Armenian based NGO Armenian Women for Health and Healthy Environment (AWHHE) undertook a project to produce a Mercury Country Status Report for Armenia. Their investigation into mercury pollution has contributed important information to the national efforts to develop an inventory of mercury pollution sources and contaminated sites which they have been able to share with key stakeholders and the public.
Pesticides and Agriculture
In order to promote the FAO Code of Conduct and elimination of hazardous pesticide use in favor of more sustainable agricultural practices, AWHHE surveyed farmers and citizens in 4 villages to determine their awareness levels about and use of pesticides. Thereafter they organized a series of discussion groups with residents, farmers, youth groups, and local government officials to discuss the results, as well as distribute Armenian-language educational materials they hd drafted.

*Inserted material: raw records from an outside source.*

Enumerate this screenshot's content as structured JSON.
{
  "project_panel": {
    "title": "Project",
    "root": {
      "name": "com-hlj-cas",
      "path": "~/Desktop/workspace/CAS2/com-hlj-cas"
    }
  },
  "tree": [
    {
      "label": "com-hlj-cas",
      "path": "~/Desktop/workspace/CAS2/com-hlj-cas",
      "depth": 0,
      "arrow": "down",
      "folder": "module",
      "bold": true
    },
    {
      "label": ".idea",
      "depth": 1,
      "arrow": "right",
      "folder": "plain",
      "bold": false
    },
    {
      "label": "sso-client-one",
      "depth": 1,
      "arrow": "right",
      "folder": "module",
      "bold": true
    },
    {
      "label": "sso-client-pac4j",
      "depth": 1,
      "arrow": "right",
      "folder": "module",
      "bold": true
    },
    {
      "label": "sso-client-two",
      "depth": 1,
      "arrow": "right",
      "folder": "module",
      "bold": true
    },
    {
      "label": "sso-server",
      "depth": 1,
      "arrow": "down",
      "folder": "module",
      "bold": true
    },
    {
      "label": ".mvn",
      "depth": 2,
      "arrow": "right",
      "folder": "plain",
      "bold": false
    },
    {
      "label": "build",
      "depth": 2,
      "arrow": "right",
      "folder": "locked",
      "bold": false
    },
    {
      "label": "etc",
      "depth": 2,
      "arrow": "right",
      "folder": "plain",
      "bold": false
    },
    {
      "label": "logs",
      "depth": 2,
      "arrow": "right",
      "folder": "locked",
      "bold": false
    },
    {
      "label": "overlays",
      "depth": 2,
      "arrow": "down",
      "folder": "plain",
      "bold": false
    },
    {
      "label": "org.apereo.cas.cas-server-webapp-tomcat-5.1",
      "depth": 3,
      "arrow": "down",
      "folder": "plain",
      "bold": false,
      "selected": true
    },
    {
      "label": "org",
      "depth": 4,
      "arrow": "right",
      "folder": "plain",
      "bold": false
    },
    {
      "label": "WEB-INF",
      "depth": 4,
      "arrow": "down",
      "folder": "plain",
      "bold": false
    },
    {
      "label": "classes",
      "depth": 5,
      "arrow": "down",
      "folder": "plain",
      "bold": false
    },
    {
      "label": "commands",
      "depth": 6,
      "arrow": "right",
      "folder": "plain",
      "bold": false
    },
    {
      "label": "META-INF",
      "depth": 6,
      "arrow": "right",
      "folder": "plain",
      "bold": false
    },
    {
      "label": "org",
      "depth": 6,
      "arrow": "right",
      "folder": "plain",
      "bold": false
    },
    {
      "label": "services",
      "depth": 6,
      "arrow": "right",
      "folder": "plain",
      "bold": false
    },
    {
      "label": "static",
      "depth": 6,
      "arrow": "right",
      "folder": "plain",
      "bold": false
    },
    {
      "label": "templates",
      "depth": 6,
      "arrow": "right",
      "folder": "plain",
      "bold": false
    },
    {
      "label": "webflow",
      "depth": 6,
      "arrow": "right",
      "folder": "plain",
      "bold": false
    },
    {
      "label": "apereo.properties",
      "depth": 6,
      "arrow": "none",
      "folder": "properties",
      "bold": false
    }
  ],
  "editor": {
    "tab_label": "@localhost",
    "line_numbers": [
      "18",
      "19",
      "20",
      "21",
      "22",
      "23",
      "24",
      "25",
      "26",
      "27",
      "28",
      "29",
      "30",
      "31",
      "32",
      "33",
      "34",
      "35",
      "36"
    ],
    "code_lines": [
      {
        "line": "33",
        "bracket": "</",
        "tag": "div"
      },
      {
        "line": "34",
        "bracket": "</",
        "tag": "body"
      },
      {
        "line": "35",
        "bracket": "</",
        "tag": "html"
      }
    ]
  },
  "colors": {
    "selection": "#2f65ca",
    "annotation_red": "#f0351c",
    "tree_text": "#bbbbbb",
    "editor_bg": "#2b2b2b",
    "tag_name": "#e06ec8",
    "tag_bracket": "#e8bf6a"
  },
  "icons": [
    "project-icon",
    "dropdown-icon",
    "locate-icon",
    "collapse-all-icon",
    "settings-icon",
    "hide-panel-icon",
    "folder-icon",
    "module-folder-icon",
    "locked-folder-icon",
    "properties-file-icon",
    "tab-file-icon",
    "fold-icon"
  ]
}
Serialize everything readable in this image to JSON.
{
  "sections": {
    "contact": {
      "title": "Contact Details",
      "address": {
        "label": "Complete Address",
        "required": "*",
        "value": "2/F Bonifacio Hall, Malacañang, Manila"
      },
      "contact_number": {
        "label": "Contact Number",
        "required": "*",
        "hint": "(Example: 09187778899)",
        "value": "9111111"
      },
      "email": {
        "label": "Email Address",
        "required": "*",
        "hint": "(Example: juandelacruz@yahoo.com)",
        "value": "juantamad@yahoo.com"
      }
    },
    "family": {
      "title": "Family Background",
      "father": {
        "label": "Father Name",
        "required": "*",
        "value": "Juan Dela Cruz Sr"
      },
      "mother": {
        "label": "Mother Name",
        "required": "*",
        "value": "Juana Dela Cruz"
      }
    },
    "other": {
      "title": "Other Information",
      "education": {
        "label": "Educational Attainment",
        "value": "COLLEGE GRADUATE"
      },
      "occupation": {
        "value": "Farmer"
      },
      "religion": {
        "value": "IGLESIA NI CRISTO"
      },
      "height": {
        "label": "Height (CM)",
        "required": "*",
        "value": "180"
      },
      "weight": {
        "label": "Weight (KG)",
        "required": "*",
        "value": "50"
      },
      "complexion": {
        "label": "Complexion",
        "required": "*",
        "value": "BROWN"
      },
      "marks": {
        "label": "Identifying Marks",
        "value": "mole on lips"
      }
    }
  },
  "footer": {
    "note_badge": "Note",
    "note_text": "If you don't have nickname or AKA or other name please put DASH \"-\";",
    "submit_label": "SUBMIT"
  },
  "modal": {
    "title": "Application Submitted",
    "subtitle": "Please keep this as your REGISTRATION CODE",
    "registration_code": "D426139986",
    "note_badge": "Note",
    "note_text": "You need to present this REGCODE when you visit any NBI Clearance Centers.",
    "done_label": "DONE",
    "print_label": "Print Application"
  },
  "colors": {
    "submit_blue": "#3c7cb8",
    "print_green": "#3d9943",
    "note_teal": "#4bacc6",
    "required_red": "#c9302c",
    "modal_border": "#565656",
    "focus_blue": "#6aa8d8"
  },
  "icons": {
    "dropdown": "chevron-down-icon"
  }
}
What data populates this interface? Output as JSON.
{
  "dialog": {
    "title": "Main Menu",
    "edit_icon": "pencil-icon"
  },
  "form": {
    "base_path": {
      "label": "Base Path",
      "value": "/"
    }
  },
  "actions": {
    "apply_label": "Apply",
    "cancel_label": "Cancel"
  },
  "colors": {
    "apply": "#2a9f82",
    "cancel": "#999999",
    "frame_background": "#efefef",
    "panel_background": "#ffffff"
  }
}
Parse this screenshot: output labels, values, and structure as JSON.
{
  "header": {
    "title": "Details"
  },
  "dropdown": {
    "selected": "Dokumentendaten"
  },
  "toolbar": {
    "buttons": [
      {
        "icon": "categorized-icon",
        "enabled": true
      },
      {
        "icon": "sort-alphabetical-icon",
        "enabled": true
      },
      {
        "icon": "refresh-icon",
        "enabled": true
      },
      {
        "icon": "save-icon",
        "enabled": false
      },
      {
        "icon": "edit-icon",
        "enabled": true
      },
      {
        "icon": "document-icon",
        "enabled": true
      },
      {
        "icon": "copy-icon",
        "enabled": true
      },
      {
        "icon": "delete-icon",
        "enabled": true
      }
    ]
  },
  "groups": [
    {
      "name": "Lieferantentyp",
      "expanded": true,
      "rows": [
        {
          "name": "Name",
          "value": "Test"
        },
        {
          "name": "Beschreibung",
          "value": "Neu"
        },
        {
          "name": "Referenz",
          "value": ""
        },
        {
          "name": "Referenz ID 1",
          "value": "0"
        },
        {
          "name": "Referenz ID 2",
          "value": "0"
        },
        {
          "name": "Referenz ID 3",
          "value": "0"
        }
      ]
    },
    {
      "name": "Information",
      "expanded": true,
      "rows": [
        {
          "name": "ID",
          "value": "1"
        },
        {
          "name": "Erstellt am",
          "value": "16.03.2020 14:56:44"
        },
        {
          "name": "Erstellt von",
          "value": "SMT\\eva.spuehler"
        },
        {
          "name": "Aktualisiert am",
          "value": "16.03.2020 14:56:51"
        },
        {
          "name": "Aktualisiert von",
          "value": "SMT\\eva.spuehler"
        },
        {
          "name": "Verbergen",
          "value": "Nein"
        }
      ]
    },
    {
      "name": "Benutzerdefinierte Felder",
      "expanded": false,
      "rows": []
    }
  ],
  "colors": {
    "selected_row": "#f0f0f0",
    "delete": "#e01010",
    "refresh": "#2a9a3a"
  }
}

A situational analysis of POPs in the Morogoro Hotspot Area was conducted by Tanzania Association of Public Occupational and Environmental Health Experts (TAPOHE) in 2011. Participatory survey methods including desk review, in-depth interviews with key informants, focused group discussions and participants’ observations were used to collect data. Additionally, soil and biota samples (plants) were collected for pesticide chemical analysis. Findings from the situational analysis confirmed that Morogoro is one of the most DDT (and other obsolete pesticides)- contaminated sites in the country.
A 3-day workshop was organized by Cameroon Pesticide Action Network to raise awareness about the FAO Code of conduct on the production, distribution and use of pesticides. Topics included a general background on pesticides, dangers of pesticide use on humans and the environment, pesticides registration in Cameroon, alternatives, the IPM concept and its implementation in Cameroon, etc. Civil society, Farmers' Associations, pesticides importers and distributors and government representatives attended.
For this project, Association pour la Recherche et la Formation en Agro-écologie (ARFA) conducted field demonstrations for farmers in Burkina Faso on the effectiveness of the fungus Trichoderma as a way to move away from the use of highly hazardous pesticides. Additionally, they shared information on the Food and Agriculture Organisation's (FAO's) International Code of Conduct concerning the Distribution and Use of Pesticides, and distributed various information materials about non-hazardous pest control.
In 2010, the NGO groundWork (Friends of the Earth South Africa) convened over 65 farmers from around the country who expressed a desire to educate themselves about the safe handling and proper use of pesticides. Over the course of two days, participants took part in educational sessions that included guided tours of farms practicing permaculture and organic practices. Other interactive discussion sessions featured conversations about basic workplace safety.
A workshop was conducted by OSHE to assess the current uses, hazards, policies, and regulatory frameworks regarding the use of pesticides within the Bangladeshi agricultural community. Workshop participants were given information about alternatives to pesticide use, including the implementation of IPM practices. The meeting activities resulted in formal recommendations about how targeted stakeholders could minimize or phase-out the use of hazardous pesticides.
ECOVISION organizeed an awareness campaign with local authorities, NGOs and rural farmers concerning the terrible contamination from obsolete pesticides in the Kvemi Kartli on of Georgia.
Parivartan Pariharpur Sansthan (PPS) helped small and marginal farmers in the Madhubani district of India form 10 "Farmer’s Clubs" (with 10-12 members) to encourage collaborative capacity building, resource sharing, networking with local government, as well as training in Integrated Pest Management. Among the other successes of this program, Parivartan noted that encouraging the Farmer Club model has strengthened community ties between farmers, villagers, and government officials, and made them all aware of the critical need for sustainable ecological practices.
Continuing their research on highly toxic pesticide use in North Sumatra and Central Java, Gita Pertiwi conducted an overall assessment of the current pesticide situation. This assessment used survey, interview, and observation methods to document the types of pesticides currently in use, how they are used, and the health effects on those using them. In addition, Gita Pertiwi also conducted market research exploring the advertising and selling practices of distributors and local vendors of pesticides.